It is told that in mid 1930's, when octopus was easily caught in the inland sea, it was put in Osaka's takoyaki in order to copy the Akashi style.
Since there were many factories in downtown Osaka, teppan (griddle) were easily available.
With its smoky flavor from its dark sauce, the meal quickly spread amongst people of Osaka, and spread nationally by yatai, a mobile stand often seen at fairs.
Now there are three kinds of takoyaki - one with sauce, one without, and Akashiyaki.
Because of the depression, the "reasonable priced" takoyaki market has grown into a 150 billion yen market.
Takoyaki's filling, of course, includes, octopus.
60% of the world's octopus is consumed by Japanese, Kobe, Nara, Kyoto and Osaka - all in the Kansai area - are at the top of octopus consumption per household.
Kobe's consumption amounts to 150% of that of Tokyo's.

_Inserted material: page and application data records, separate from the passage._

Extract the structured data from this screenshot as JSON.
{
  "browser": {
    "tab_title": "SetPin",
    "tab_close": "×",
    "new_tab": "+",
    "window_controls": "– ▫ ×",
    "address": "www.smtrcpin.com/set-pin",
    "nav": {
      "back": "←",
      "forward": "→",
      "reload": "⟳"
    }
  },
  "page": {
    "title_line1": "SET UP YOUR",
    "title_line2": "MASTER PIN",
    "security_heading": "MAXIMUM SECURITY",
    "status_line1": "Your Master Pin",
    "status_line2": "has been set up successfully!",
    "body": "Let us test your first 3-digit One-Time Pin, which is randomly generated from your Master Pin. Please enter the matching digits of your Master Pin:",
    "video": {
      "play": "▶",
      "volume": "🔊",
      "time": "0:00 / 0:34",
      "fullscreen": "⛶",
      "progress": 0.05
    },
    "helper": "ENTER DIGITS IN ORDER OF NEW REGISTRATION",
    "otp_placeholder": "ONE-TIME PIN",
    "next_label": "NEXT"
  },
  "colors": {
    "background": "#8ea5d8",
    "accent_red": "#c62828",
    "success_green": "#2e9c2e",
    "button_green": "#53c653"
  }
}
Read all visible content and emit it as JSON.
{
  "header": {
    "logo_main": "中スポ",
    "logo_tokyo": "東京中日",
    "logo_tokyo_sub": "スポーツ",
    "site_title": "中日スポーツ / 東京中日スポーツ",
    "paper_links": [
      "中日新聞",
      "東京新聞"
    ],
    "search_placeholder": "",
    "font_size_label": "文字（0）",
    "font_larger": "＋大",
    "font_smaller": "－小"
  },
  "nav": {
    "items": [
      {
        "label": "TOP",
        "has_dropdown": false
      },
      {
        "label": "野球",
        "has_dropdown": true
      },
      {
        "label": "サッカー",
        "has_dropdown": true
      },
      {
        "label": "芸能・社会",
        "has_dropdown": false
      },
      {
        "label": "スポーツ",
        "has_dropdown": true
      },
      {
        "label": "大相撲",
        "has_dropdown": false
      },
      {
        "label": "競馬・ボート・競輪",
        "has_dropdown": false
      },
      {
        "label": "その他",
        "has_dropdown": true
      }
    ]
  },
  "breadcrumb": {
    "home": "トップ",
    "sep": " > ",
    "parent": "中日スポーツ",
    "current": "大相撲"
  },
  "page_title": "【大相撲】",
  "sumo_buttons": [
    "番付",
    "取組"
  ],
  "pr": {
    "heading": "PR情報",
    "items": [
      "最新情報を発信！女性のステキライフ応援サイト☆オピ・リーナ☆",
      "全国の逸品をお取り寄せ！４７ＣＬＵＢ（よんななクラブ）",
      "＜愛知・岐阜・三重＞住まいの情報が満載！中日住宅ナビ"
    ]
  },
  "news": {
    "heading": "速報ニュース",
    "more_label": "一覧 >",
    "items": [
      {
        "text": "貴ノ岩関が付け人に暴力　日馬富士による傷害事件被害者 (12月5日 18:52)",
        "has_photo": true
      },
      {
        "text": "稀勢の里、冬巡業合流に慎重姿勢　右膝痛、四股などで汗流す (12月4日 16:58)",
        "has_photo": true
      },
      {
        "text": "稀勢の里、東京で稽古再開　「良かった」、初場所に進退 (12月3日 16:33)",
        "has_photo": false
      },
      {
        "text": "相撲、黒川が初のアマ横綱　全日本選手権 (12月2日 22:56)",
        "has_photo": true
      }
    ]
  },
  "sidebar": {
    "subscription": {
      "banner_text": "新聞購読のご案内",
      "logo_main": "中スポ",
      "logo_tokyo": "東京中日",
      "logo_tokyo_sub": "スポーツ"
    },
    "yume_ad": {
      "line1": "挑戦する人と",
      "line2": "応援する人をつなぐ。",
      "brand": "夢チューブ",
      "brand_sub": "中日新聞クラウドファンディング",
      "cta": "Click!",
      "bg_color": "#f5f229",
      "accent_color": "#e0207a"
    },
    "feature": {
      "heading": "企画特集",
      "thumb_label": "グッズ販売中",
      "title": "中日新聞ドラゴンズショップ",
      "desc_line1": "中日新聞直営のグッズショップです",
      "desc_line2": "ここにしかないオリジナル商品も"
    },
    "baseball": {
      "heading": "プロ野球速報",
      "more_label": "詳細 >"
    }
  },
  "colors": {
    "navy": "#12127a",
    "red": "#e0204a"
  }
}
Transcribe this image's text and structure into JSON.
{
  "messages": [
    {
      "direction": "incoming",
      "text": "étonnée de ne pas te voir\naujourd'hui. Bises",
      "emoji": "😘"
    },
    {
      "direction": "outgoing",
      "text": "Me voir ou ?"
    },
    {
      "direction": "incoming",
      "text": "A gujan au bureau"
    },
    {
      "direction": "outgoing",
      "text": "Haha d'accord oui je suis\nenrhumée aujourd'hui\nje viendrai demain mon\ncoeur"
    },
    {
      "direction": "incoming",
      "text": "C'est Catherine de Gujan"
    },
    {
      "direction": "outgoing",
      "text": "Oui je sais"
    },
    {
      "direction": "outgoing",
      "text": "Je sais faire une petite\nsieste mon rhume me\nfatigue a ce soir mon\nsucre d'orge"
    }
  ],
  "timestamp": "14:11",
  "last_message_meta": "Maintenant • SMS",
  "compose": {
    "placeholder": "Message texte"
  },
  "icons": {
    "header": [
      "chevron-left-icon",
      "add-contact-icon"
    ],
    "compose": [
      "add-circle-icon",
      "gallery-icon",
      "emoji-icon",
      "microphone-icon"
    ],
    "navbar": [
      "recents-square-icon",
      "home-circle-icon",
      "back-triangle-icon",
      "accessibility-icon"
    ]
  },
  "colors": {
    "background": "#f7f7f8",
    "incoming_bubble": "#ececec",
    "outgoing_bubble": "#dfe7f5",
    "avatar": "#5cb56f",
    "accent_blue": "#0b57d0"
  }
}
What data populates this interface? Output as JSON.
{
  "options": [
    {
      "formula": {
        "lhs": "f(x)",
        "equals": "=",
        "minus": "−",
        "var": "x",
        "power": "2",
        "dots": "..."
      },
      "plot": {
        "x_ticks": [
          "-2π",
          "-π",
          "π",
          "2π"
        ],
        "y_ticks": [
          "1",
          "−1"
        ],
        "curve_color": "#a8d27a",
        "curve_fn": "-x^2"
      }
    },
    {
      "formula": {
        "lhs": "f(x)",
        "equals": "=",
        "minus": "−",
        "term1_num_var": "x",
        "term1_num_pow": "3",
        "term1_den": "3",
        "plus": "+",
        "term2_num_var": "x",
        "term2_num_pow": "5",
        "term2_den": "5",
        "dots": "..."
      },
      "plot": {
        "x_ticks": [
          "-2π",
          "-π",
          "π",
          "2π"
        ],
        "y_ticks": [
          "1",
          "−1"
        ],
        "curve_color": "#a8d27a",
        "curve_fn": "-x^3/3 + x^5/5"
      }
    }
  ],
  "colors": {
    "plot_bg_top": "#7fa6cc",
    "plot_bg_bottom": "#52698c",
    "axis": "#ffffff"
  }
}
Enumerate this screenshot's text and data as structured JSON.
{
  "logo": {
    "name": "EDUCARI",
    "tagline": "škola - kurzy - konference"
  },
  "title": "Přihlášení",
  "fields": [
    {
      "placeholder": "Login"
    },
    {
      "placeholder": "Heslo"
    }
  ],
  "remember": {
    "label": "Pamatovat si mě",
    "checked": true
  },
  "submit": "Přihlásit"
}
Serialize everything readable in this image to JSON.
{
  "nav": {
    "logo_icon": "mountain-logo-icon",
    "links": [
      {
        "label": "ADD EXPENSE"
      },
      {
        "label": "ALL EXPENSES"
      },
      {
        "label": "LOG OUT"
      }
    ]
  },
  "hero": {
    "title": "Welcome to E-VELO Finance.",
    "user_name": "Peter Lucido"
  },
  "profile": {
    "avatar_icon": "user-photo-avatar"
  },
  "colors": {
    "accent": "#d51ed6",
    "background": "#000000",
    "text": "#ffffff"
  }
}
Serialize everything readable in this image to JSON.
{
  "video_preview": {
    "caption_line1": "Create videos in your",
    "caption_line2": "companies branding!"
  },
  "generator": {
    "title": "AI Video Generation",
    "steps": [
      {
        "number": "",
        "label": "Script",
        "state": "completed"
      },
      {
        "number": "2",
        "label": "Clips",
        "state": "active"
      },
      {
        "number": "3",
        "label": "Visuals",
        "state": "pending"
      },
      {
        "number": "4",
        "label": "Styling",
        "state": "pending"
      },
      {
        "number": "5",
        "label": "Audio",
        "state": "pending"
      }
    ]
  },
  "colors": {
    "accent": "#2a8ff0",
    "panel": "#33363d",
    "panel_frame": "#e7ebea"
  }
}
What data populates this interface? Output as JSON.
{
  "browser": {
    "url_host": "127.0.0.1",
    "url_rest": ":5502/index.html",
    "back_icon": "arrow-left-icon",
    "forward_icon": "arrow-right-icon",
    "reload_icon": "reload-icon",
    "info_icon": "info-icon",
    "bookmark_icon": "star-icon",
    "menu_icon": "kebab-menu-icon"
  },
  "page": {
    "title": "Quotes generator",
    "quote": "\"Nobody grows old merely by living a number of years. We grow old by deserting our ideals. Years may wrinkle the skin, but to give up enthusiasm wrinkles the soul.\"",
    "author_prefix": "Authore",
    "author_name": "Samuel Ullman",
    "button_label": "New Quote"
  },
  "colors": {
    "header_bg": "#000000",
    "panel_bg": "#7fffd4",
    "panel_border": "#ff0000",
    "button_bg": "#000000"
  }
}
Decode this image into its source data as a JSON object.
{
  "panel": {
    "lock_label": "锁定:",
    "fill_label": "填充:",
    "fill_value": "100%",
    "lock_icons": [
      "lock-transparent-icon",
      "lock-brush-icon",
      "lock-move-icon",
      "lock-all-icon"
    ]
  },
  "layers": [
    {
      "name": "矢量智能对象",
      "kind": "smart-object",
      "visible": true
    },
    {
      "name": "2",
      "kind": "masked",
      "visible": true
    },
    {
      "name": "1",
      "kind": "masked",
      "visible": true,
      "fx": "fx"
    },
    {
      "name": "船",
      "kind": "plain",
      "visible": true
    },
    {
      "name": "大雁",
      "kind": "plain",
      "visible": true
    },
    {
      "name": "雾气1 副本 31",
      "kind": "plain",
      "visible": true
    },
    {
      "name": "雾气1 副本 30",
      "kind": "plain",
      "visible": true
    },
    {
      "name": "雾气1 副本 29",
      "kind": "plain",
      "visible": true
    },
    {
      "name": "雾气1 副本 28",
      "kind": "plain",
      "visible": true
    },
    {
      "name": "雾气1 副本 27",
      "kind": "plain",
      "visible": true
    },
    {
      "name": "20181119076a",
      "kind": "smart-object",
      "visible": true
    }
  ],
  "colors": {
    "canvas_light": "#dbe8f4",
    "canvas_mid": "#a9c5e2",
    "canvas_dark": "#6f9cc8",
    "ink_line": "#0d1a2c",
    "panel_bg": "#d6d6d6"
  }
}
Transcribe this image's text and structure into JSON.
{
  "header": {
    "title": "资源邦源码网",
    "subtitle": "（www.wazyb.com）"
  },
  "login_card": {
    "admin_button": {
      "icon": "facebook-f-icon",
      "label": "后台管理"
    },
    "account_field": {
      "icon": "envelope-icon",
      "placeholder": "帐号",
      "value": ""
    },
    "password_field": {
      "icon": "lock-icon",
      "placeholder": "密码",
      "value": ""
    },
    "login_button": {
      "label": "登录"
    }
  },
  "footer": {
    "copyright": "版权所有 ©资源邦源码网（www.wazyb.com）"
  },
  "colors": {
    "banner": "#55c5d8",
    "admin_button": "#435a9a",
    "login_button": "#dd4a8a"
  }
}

However, the amount of octopus caught in the inland sea is decreasing.
In 1963's great cold wave, the octopus catch was devastated and has only finally begun to come back in recent years.
Since 1965, when octopus fishing off the shores of Western Africa was cultivated, frozen octopus from abroad was the main source.
Today, that constitutes up to 70% of today's consumption.
The imported octopus vs the domestic one sees a great price difference at today's market.
Of course, there is a difference in taste, too.
The octopus from Akashi, because of the strong current, is lean with hard to chew texture, which brings out the most flavor.
Takoyaki may be the next item that Japan exports as a "fast food" and distribute worldwide.